>> The DOM, yes, it's a tree. And what does the DOM have for properties? You have a root, that's HTML, it's always gonna start with HTML.

[00:02:43] Then you have maybe a body, a title, a head. It's a tree, so what does every tree have? Give you a hint. Child nodes. And you've probably actually used that, we might have used that in an early example. .children is how to get the child node to the parent.

[00:03:00] So every HTML element has a children, it has a parent you can guarantee that. If I wanna Iterate through an array. So if I click something and I wanna say, what did I click on? Cuz event's not working or something. I would just say .parent, .parent, .parent, .parent.

[00:03:15] I'd just iterate up. If I wanna iterate down, I say that children at position zero, dot children opposition one and that way I'm moving through a tree. I will give you fair warning, this one is was challenging. But again, i think it's helpful because once you understand the solution, this problem you understand how to iterate through a tree.

[00:03:34] Using Dom as a good exposure, that if you understand Dom you understand, i can iterate through a binary search tree or I can iterate through a vl tree. Or many different types of trees. So for this particular problem, I have drawn it out. You're given two DOM trees.

[00:03:52] So think of, I don't know, two different copies of webpage if you wanted to. Or let's say you offloaded your DOM, your virtual DOM, into a web worker, and you wanna iterate through, you wanna manipulate them both So you can use HTML directly on those. But you know, we're one element isn't a tree.

[00:04:10] So you have a DOM tree. It's represents things that are just HTML. Let's say you have a clone of that exact same tree. How would you get the path to a given element? So if I give you the location of a button One domTree, how would you get to that button in an identical domTree.

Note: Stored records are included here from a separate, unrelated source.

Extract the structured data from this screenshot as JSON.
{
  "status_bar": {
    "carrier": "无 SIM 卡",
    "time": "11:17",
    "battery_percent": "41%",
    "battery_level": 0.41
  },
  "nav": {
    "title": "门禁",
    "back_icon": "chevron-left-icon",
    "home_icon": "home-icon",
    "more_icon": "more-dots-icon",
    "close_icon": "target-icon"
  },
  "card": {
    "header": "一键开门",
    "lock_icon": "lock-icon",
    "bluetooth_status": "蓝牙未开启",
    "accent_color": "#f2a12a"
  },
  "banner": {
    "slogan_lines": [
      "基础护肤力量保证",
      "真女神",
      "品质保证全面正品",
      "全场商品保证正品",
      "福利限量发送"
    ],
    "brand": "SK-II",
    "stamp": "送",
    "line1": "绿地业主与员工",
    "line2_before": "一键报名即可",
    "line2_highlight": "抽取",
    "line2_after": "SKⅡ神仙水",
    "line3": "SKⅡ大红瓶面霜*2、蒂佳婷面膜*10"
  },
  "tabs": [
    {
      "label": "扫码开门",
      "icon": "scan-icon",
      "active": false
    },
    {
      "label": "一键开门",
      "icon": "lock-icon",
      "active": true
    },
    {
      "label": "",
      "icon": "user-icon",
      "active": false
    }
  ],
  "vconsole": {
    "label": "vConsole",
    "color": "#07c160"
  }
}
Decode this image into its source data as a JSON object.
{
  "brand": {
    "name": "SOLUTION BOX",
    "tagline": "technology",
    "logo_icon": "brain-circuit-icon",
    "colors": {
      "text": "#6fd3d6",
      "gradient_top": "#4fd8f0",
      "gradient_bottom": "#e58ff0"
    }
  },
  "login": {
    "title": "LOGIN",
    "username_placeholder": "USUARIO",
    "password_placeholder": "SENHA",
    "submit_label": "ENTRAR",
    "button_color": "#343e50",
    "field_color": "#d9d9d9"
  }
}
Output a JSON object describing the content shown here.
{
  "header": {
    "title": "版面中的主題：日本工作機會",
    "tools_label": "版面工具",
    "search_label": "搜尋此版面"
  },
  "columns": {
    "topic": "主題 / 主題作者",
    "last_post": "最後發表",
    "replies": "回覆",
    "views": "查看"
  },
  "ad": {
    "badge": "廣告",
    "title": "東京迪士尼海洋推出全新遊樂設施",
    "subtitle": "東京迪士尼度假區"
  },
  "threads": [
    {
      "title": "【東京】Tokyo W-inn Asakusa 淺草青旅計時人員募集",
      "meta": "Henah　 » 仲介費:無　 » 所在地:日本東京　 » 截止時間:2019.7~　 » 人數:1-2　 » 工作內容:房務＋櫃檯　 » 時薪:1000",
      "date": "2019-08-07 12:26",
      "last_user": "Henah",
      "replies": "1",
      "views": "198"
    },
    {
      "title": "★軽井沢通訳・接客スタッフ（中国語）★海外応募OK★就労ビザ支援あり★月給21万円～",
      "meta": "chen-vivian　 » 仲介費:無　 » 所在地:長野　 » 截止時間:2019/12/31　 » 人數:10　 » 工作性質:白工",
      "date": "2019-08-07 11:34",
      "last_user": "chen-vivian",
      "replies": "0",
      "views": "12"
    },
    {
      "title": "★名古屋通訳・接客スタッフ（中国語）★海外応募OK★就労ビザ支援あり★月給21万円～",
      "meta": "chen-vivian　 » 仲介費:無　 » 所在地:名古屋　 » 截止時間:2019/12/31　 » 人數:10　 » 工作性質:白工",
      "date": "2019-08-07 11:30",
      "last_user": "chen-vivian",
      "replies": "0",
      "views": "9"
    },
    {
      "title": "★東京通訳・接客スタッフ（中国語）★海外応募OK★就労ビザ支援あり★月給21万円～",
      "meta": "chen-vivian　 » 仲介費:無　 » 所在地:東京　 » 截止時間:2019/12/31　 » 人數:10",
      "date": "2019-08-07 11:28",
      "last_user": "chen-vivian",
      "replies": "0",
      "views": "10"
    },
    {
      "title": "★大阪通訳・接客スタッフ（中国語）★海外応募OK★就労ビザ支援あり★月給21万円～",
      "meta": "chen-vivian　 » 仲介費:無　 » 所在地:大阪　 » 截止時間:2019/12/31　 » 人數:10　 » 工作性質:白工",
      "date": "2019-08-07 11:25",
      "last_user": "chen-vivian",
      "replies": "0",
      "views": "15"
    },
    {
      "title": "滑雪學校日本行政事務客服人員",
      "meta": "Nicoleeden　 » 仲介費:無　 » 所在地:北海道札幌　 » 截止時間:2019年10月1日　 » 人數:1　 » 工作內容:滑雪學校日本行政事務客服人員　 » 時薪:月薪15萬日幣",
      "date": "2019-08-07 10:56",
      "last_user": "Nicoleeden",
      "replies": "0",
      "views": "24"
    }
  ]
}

[00:04:28] So I'll say the more formal way we have two identical boundaries A and B. For DOM tree A, we have location and element creative function to find that same element in DOM tree B. For this one, I will give you 20 minutes and I'll definitely help you out.

[00:04:46] This one is tricky, but think of what we know already. What do we know about DOM tree a? We know that it has a root, fine. But we're not given the root. We're given an element to find, and we're given the other tree. So how would we get to the root, given an element, any node?

[00:05:07] So given this node how do we get up to here?
>> Recursion from the parents.
>> Exactly, you can use recursion. I would just say a loop and just walk back over. Because this node we know for a fact has a parent. And then this node has a parent and this node has a parent.

[00:05:29] So you can walk back up the tree just calling the parent every time. I'll give you another hint in another five minutes or so, but that should start you on the right path. All right. Right, mid problem hint since this one is a Challenging, especially if you never thought about trees.

[00:05:48] But let's think about the things we know. We know we're probably gonna need some sort of function. And that's gonna take an elements and then it's gonna take that other tree, okay. But ultimately what are we trying to do? And if I say it, you'll be like, We're trying to go up the tree.

[00:06:15] We have this element and then we have this other tree. That's what we know. We're trying to get to here, essentially. And then, we can replay that same path to get to here. So that would be a reverse path algorithm. So essentially you start here, how would we walk up the tree?

[00:06:36] We would call dot parent. And then we call the parent and then we call the parent. If there is no parent, we're at the root. So if we can store that. We can then replay that, reversing it to walk back down the tree to here. Remember that every element has a parent and it has children.

[00:06:59] That's the hint I'll give you. So I'll say, you want to iterate up until you hit the root node. And then you want to jump back, go back down.